EXERCISE REQUIREMENTS
Pictures do not belong in the copy; restate the records below word for word.

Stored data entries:
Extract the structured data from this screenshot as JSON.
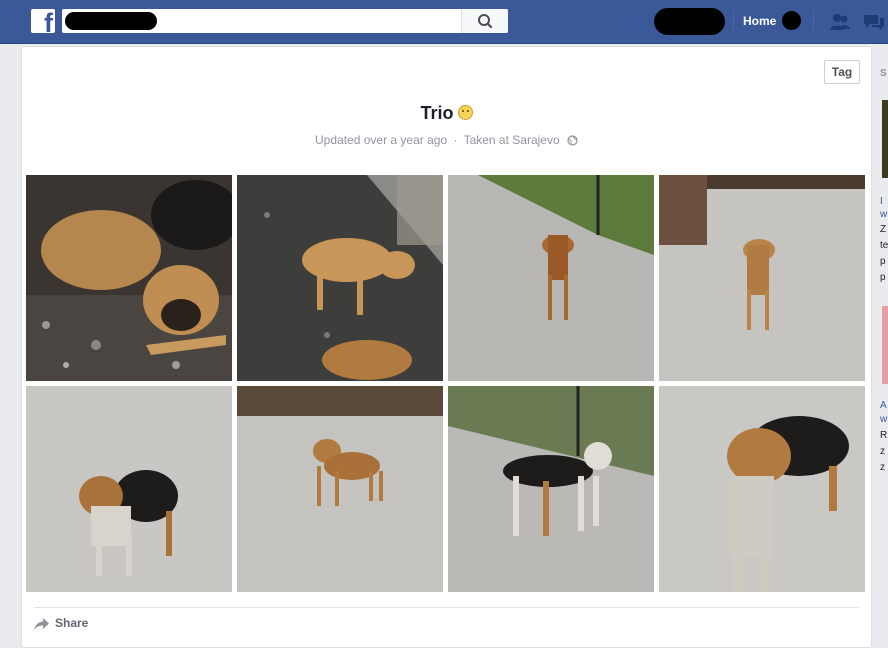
{
  "topbar": {
    "nav_home_label": "Home"
  },
  "album": {
    "tag_label": "Tag",
    "title": "Trio",
    "updated": "Updated over a year ago",
    "separator": "·",
    "location": "Taken at Sarajevo",
    "photos": [
      {
        "alt": "dog-photo-1"
      },
      {
        "alt": "dog-photo-2"
      },
      {
        "alt": "dog-photo-3"
      },
      {
        "alt": "dog-photo-4"
      },
      {
        "alt": "dog-photo-5"
      },
      {
        "alt": "dog-photo-6"
      },
      {
        "alt": "dog-photo-7"
      },
      {
        "alt": "dog-photo-8"
      }
    ],
    "share_label": "Share"
  },
  "sidebar": {
    "header_letter": "S",
    "item1_lines": [
      "I",
      "w",
      "Z",
      "te",
      "p",
      "p"
    ],
    "item2_lines": [
      "A",
      "w",
      "R",
      "z",
      "z"
    ]
  },
  "colors": {
    "brand": "#3b5998",
    "background": "#e9ebee",
    "link": "#365899"
  }
}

ANSWER BELOW
Extract the structured data from this screenshot as JSON.
{
  "topbar": {
    "nav_home_label": "Home"
  },
  "album": {
    "tag_label": "Tag",
    "title": "Trio",
    "updated": "Updated over a year ago",
    "separator": "·",
    "location": "Taken at Sarajevo",
    "photos": [
      {
        "alt": "dog-photo-1"
      },
      {
        "alt": "dog-photo-2"
      },
      {
        "alt": "dog-photo-3"
      },
      {
        "alt": "dog-photo-4"
      },
      {
        "alt": "dog-photo-5"
      },
      {
        "alt": "dog-photo-6"
      },
      {
        "alt": "dog-photo-7"
      },
      {
        "alt": "dog-photo-8"
      }
    ],
    "share_label": "Share"
  },
  "sidebar": {
    "header_letter": "S",
    "item1_lines": [
      "I",
      "w",
      "Z",
      "te",
      "p",
      "p"
    ],
    "item2_lines": [
      "A",
      "w",
      "R",
      "z",
      "z"
    ]
  },
  "colors": {
    "brand": "#3b5998",
    "background": "#e9ebee",
    "link": "#365899"
  }
}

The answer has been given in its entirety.